Ordinance limits time boats can anchor in Miami Beach, a popular jumping-off point to the Bahamas
By Melanie Neale
Miami long has been a jumping-off point for cruisers bound for the Bahamas and the Caribbean, and each cruising season the anchorages in Miami Beach fill with boats waiting for weather to cross the Gulf Stream. This spring, however, an ordinance went into effect that limits the amount of time boats can anchor in the waters of Miami Beach.
Under the ordinance, boats are only allowed to anchor for seven days within a 30-day period. If a boat is anchored for more than seven days, whether consecutive or not, it is considered retired from navigation. The marine patrol will be authorized to tow and store the boat, a lien will be placed on it for the cost of towing and storage, and the owner will be required to pay to retrieve the vessel.
Approved May 18 upon its second reading, the ordinance states that boats anchored in the waters of Miami Beach “have had and have a deleterious effect upon the health, safety and welfare of the residents of the city.” It lists discharge of waste, aesthetic pollution and invasion of homeowners’ privacy as reasons for this, and states that the boats anchored in this area adversely affect the quality of life of the residents of Miami Beach.

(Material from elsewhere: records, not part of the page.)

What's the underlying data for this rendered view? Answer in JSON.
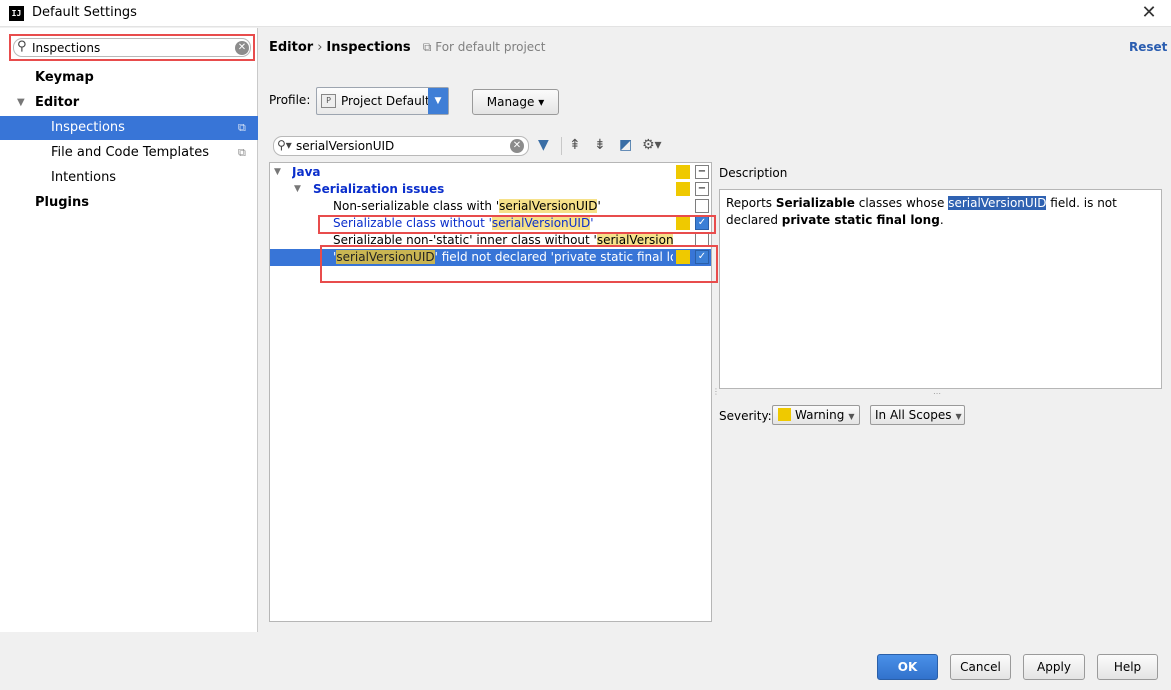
{
  "window": {
    "title": "Default Settings",
    "app_icon_text": "IJ",
    "close_glyph": "✕"
  },
  "sidebar": {
    "search": {
      "value": "Inspections",
      "placeholder": ""
    },
    "items": [
      {
        "label": "Keymap",
        "bold": true
      },
      {
        "label": "Editor",
        "bold": true,
        "expanded": true
      },
      {
        "label": "Inspections",
        "selected": true,
        "has_copy_icon": true
      },
      {
        "label": "File and Code Templates",
        "has_copy_icon": true
      },
      {
        "label": "Intentions"
      },
      {
        "label": "Plugins",
        "bold": true
      }
    ]
  },
  "header": {
    "breadcrumb": [
      "Editor",
      "Inspections"
    ],
    "breadcrumb_sep": "›",
    "for_default": "For default project",
    "reset": "Reset"
  },
  "profile": {
    "label": "Profile:",
    "value": "Project Default",
    "manage": "Manage ▾"
  },
  "filter": {
    "value": "serialVersionUID"
  },
  "tree": [
    {
      "label_parts": [
        {
          "t": "Java"
        }
      ],
      "blue": true,
      "bold": true,
      "level": 0,
      "arrow": "▼",
      "severity": true,
      "check": "minus"
    },
    {
      "label_parts": [
        {
          "t": "Serialization issues"
        }
      ],
      "blue": true,
      "bold": true,
      "level": 1,
      "arrow": "▼",
      "severity": true,
      "check": "minus"
    },
    {
      "label_parts": [
        {
          "t": "Non-serializable class with '"
        },
        {
          "t": "serialVersionUID",
          "h": true
        },
        {
          "t": "'"
        }
      ],
      "level": 2,
      "check": "unchecked"
    },
    {
      "label_parts": [
        {
          "t": "Serializable class without '"
        },
        {
          "t": "serialVersionUID",
          "h": true
        },
        {
          "t": "'"
        }
      ],
      "blue": true,
      "level": 2,
      "severity": true,
      "check": "checked",
      "boxed": true
    },
    {
      "label_parts": [
        {
          "t": "Serializable non-'static' inner class without '"
        },
        {
          "t": "serialVersionUI",
          "h": true
        }
      ],
      "level": 2,
      "check": "unchecked"
    },
    {
      "label_parts": [
        {
          "t": "'"
        },
        {
          "t": "serialVersionUID",
          "h": true
        },
        {
          "t": "' field not declared 'private static final lor"
        }
      ],
      "level": 2,
      "severity": true,
      "check": "checked",
      "selected": true
    }
  ],
  "description": {
    "label": "Description",
    "parts": [
      {
        "t": "Reports "
      },
      {
        "t": "Serializable",
        "b": true
      },
      {
        "t": " classes whose "
      },
      {
        "t": "serialVersionUID",
        "sel": true
      },
      {
        "t": " field. is not declared "
      },
      {
        "t": "private static final long",
        "b": true
      },
      {
        "t": "."
      }
    ]
  },
  "severity": {
    "label": "Severity:",
    "value": "Warning",
    "scope": "In All Scopes"
  },
  "buttons": {
    "ok": "OK",
    "cancel": "Cancel",
    "apply": "Apply",
    "help": "Help"
  },
  "colors": {
    "accent": "#3875d7",
    "highlight": "#f6e189",
    "warning": "#efc900",
    "annotation": "#e84c4c"
  }
}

Richard Blackford, vice president of the Seven Seas Cruising Association (www.ssca.org), says his group views Miami Beach and Miami as the most important anchorage areas in Florida for boats crossing to the Bahamas and farther. “It’s at the end of the line,” says the former Coast Guardsman and longtime cruiser. “Where else can people wait safely for weather and prepare for the crossing?”
The area affected is the stretch of water within the Miami Beach jurisdiction, including the anchorages around Palm, Hibiscus and Star islands, the Venetian Islands, and the anchorages on both sides of the East Venetian Causeway. The popular anchorage off the Miami Yacht Club is just west of the line and won’t be regulated, but it was quickly filling up as people moved away from Miami Beach.

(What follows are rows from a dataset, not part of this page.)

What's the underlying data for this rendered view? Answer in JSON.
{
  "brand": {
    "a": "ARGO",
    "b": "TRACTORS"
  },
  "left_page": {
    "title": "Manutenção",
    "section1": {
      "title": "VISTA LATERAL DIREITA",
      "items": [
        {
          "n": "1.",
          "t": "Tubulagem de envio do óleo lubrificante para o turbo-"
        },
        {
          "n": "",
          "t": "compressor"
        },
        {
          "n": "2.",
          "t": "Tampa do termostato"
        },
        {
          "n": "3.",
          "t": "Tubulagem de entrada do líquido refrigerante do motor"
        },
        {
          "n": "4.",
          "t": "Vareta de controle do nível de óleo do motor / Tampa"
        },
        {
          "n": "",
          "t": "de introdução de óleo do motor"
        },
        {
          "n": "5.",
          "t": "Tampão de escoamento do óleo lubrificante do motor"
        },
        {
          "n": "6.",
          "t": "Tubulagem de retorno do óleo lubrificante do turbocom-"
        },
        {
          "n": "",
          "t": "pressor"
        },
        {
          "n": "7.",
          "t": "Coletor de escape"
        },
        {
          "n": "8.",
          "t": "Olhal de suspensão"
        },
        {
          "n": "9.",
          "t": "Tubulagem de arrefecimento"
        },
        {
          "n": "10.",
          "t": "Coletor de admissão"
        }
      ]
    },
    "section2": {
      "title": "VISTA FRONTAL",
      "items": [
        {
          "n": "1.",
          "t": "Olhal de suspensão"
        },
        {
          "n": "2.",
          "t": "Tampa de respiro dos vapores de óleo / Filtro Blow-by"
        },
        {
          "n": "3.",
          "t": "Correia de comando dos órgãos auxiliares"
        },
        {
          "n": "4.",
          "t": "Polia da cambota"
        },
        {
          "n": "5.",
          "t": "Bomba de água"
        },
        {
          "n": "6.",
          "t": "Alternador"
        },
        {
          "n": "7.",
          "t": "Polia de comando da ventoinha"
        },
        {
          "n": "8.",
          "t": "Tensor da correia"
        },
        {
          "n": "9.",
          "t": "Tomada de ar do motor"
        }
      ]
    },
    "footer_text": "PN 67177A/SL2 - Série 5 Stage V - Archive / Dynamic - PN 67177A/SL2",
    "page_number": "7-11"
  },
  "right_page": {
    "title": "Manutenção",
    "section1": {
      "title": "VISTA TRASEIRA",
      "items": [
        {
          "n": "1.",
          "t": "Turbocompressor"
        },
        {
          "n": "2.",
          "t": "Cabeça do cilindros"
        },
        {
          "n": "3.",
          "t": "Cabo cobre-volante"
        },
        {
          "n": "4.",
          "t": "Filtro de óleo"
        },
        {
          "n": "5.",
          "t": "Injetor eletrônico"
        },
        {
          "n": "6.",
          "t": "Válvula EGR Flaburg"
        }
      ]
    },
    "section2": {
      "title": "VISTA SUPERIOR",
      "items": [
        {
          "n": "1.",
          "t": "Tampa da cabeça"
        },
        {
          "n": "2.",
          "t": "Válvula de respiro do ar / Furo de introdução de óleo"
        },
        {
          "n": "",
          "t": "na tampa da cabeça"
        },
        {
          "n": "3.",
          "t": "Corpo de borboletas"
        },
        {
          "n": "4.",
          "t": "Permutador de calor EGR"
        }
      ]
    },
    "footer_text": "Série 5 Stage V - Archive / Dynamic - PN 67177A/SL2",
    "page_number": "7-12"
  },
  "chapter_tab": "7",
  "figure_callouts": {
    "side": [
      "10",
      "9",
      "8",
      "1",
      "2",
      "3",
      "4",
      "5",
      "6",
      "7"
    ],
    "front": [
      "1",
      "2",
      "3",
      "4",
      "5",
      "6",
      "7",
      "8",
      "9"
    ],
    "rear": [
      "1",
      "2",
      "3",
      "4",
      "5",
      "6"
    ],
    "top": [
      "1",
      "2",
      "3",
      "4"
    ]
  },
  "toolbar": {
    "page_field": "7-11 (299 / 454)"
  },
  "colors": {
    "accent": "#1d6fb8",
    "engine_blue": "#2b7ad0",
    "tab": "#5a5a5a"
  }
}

Many boats can’t anchor north of Miami or Miami Beach due to the Julia Tuttle Causeway, which has a vertical clearance of 56 feet, making the anchorages around Miami Beach the only option for boats with taller masts.
A possible compromise would be for the city to put in a mooring field similar to the one in Vero Beach, with dinghy docks and facilities ashore for cruisers.
Some waterfront residents see the boaters as a threat to their privacy and their pocketbooks. Mark Gold of Rivo Alto Island stated in a letter to Miami Beach mayor David Dermer that liveaboards “obtain the benefits of living in our fine city without paying a cent in taxes, while the waterfront residents, whose tax base is millions, have a transient campground in their back yard.”
Cruisers Peter and Linda Young have anchored their 44-foot sailboat off the Venetian Islands on and off this winter and spring, and use Miami Beach as a jumping-off point for the Bahamas. “We go ashore about every other day and spend money in the city,” says Peter Young. “We recently spent over $6,500 rerigging the boat.”
They, as well as other cruisers, use the dinghy docking facilities along the canal just south of the East Venetian Causeway and at the public ramp by the Sunset Harbor Marina. This area is close to Publix, where many cruisers provision for long passages.
The city estimates that the project will cost $1.128 million in the first year and $617,250 in the second to implement, which includes the cost of two new marine patrol boats, two new full-time city employees, signs, and maintenance costs. A fiscal impact report generated by the city states that approximately 70 boats would need to be impounded and stored within the first year of the program to recoup costs.